What to produce: Among the entries below, how many lines contain "name"? Answer with the number only.

[Website and app data records]

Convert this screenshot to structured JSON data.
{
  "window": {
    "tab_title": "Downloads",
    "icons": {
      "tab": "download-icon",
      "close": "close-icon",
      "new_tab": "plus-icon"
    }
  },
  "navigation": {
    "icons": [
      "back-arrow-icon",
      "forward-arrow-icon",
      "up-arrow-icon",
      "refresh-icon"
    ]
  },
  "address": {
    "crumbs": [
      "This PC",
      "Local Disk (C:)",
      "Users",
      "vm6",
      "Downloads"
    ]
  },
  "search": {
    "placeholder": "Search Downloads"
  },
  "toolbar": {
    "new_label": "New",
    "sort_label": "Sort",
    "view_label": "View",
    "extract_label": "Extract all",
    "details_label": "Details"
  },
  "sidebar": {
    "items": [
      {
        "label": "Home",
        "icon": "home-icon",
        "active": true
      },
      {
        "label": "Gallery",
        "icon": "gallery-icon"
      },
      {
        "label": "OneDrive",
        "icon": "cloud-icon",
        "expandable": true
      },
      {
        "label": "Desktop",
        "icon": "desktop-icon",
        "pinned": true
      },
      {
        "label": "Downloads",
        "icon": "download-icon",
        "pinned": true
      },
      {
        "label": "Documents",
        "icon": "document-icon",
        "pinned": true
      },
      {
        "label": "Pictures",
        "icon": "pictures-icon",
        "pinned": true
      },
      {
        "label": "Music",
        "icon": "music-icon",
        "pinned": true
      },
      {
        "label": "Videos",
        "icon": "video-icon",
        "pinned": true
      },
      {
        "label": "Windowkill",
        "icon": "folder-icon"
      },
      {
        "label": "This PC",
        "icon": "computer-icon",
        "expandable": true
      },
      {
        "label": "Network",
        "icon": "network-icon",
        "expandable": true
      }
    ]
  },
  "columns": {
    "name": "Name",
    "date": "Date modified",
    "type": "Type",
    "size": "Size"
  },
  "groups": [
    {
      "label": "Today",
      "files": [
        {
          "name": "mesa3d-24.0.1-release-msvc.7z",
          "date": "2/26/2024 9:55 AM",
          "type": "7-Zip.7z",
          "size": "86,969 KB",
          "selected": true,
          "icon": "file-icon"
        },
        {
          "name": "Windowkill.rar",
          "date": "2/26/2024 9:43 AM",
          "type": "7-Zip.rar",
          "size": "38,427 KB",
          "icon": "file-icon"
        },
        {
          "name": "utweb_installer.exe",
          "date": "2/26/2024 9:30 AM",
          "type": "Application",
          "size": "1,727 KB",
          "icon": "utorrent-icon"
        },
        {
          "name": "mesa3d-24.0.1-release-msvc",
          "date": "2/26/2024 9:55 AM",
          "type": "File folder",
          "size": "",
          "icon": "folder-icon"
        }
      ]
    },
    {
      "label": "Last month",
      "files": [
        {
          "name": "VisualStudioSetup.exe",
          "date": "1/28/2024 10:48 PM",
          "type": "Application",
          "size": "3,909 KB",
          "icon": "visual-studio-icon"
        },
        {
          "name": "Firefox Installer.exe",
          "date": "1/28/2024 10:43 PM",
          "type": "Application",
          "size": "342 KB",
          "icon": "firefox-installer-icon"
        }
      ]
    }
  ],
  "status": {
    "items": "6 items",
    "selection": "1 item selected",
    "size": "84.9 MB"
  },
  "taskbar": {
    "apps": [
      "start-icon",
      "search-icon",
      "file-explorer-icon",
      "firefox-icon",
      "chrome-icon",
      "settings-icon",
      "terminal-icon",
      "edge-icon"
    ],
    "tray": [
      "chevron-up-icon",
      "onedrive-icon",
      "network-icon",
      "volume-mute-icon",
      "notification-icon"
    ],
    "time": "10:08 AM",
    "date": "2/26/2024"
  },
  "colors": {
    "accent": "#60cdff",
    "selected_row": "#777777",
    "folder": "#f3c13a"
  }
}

Result: 7